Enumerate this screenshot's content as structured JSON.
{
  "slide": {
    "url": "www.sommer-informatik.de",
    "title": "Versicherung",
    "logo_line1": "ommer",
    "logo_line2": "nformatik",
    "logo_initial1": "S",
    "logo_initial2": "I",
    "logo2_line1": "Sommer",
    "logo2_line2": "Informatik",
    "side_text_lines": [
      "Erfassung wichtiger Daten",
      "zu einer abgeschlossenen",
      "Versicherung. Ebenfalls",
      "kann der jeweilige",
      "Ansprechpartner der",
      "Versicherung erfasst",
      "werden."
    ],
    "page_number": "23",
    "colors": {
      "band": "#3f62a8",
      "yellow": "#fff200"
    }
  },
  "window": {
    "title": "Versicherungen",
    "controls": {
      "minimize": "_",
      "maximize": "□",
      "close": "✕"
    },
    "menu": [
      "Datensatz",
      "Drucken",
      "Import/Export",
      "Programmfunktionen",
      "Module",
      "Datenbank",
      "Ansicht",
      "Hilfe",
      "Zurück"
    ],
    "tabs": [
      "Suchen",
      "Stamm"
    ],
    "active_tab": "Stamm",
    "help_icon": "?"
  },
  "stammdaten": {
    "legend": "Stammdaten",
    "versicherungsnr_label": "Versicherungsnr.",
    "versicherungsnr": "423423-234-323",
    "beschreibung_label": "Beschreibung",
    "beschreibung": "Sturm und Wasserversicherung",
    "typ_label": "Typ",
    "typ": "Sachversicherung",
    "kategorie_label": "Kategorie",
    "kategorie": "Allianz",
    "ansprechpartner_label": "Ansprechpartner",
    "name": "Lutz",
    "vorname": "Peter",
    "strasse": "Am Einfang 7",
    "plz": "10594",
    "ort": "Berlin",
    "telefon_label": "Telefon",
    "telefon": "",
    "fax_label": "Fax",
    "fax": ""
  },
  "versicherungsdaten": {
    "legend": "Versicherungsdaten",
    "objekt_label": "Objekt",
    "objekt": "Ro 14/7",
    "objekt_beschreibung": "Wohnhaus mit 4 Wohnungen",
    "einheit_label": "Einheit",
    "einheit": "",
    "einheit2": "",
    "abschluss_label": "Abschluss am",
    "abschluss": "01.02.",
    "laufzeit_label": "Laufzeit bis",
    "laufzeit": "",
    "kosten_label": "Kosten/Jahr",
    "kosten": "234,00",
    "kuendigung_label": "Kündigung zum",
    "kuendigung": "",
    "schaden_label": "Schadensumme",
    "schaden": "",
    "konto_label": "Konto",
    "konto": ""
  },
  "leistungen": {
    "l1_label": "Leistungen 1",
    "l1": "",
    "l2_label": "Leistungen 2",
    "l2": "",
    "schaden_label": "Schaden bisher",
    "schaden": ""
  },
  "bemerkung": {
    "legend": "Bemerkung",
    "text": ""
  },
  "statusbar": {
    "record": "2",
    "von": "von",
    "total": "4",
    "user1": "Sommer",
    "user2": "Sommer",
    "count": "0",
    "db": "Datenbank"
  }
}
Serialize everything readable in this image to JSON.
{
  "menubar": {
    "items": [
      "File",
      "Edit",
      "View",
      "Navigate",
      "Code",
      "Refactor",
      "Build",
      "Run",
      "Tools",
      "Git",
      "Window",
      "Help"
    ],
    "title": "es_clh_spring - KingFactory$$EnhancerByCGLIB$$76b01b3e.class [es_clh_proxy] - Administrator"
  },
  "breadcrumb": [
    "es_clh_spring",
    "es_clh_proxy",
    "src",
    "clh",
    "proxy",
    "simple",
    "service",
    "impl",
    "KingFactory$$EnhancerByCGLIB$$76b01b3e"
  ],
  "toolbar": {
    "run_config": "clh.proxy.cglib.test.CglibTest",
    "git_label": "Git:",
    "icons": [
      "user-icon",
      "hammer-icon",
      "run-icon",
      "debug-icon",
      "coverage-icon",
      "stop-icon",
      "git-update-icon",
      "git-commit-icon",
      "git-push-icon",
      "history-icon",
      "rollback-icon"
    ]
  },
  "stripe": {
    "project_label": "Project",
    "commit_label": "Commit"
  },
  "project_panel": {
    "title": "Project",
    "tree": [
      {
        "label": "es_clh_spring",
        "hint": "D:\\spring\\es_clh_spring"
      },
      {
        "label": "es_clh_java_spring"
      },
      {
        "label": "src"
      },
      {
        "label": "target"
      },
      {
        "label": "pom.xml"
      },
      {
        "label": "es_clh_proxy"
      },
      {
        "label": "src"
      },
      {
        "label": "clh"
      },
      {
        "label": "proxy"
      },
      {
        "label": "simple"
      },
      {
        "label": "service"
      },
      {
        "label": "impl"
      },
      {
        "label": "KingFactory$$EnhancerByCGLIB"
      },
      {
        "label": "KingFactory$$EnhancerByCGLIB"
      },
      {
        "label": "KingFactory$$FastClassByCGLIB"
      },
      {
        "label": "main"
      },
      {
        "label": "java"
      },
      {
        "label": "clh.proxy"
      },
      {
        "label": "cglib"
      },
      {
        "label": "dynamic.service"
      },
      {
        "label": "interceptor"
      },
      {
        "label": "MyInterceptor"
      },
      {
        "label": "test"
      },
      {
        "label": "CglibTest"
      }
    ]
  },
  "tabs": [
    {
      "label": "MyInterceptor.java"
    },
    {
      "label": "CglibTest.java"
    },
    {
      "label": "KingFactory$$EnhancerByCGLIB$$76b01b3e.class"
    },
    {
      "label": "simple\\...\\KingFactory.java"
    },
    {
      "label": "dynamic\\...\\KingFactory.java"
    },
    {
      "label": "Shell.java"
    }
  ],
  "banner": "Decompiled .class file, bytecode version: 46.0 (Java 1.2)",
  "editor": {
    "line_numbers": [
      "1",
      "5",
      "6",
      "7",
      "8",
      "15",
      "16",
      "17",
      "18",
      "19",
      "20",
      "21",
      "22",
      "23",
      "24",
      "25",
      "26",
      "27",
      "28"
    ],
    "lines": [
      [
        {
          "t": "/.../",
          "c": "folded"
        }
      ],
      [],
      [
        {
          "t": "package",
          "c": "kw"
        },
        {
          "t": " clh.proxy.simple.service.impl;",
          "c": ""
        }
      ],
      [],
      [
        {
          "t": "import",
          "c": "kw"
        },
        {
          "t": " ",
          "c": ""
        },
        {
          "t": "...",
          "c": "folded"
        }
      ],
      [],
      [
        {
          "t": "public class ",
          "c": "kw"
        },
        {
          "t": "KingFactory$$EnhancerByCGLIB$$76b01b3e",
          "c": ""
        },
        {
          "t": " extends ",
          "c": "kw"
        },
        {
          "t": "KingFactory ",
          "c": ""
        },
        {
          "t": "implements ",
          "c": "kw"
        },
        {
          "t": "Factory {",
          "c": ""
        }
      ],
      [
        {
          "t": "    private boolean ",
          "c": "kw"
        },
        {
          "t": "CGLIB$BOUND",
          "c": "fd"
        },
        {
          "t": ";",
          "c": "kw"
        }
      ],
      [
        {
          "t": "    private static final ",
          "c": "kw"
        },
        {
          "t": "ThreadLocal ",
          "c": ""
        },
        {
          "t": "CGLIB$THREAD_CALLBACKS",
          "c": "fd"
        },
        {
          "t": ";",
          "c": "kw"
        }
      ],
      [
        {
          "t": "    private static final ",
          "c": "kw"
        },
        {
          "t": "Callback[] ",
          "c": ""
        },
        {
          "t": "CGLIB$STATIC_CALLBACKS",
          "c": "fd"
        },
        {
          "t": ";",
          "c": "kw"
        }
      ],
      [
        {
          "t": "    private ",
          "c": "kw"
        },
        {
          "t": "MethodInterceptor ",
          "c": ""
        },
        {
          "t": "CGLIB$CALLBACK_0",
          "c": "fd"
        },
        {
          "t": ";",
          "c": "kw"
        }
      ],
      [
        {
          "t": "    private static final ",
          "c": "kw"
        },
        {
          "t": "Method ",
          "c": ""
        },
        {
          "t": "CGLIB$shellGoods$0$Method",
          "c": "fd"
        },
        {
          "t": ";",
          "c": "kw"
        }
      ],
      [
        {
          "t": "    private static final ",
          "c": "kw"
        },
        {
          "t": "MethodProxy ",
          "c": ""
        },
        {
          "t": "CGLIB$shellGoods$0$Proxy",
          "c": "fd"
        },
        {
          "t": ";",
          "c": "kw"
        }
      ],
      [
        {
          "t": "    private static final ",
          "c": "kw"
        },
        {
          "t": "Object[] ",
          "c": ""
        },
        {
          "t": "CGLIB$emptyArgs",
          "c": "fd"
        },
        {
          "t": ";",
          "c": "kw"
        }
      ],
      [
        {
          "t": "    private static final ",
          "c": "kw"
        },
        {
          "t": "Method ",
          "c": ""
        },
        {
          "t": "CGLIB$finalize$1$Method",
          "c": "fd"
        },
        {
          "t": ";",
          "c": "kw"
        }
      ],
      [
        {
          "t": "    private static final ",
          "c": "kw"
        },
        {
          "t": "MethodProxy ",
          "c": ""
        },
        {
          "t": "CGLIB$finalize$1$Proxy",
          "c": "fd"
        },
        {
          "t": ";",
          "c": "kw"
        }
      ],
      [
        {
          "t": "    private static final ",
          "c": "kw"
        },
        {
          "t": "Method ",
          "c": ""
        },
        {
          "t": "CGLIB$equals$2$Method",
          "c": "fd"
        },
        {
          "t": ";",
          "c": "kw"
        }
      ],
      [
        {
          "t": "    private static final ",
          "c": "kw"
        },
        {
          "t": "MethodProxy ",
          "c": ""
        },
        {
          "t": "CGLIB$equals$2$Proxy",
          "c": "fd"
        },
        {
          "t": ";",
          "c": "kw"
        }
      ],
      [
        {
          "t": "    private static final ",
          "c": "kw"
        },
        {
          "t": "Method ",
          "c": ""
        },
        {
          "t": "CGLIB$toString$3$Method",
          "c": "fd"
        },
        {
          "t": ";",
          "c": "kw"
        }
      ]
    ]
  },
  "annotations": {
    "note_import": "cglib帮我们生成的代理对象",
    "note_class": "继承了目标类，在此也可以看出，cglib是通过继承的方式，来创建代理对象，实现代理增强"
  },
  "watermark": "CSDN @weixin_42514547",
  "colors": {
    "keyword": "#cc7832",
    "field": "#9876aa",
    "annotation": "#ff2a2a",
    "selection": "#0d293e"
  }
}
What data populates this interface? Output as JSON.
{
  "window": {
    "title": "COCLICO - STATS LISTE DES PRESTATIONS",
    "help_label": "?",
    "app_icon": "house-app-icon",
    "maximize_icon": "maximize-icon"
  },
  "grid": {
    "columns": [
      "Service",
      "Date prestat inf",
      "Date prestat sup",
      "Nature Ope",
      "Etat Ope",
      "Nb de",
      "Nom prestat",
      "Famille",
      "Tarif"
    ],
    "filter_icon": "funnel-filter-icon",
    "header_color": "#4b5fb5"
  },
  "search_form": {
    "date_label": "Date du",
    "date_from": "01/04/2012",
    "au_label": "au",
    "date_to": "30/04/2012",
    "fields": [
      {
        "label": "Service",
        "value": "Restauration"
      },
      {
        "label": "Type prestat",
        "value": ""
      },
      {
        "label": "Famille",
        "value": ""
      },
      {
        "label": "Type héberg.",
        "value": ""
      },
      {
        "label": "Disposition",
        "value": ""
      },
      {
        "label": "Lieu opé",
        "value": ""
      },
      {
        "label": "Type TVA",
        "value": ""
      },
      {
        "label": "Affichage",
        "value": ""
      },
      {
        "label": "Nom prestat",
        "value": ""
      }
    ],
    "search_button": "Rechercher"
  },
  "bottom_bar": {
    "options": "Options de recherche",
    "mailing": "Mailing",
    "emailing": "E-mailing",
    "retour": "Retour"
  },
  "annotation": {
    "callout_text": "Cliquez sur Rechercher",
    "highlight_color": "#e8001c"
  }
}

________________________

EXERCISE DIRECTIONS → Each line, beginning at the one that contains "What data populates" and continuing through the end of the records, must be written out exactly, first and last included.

PROBLEM SOLUTION →
What data populates this interface? Output as JSON.
{
  "window": {
    "title": "COCLICO - STATS LISTE DES PRESTATIONS",
    "help_label": "?",
    "app_icon": "house-app-icon",
    "maximize_icon": "maximize-icon"
  },
  "grid": {
    "columns": [
      "Service",
      "Date prestat inf",
      "Date prestat sup",
      "Nature Ope",
      "Etat Ope",
      "Nb de",
      "Nom prestat",
      "Famille",
      "Tarif"
    ],
    "filter_icon": "funnel-filter-icon",
    "header_color": "#4b5fb5"
  },
  "search_form": {
    "date_label": "Date du",
    "date_from": "01/04/2012",
    "au_label": "au",
    "date_to": "30/04/2012",
    "fields": [
      {
        "label": "Service",
        "value": "Restauration"
      },
      {
        "label": "Type prestat",
        "value": ""
      },
      {
        "label": "Famille",
        "value": ""
      },
      {
        "label": "Type héberg.",
        "value": ""
      },
      {
        "label": "Disposition",
        "value": ""
      },
      {
        "label": "Lieu opé",
        "value": ""
      },
      {
        "label": "Type TVA",
        "value": ""
      },
      {
        "label": "Affichage",
        "value": ""
      },
      {
        "label": "Nom prestat",
        "value": ""
      }
    ],
    "search_button": "Rechercher"
  },
  "bottom_bar": {
    "options": "Options de recherche",
    "mailing": "Mailing",
    "emailing": "E-mailing",
    "retour": "Retour"
  },
  "annotation": {
    "callout_text": "Cliquez sur Rechercher",
    "highlight_color": "#e8001c"
  }
}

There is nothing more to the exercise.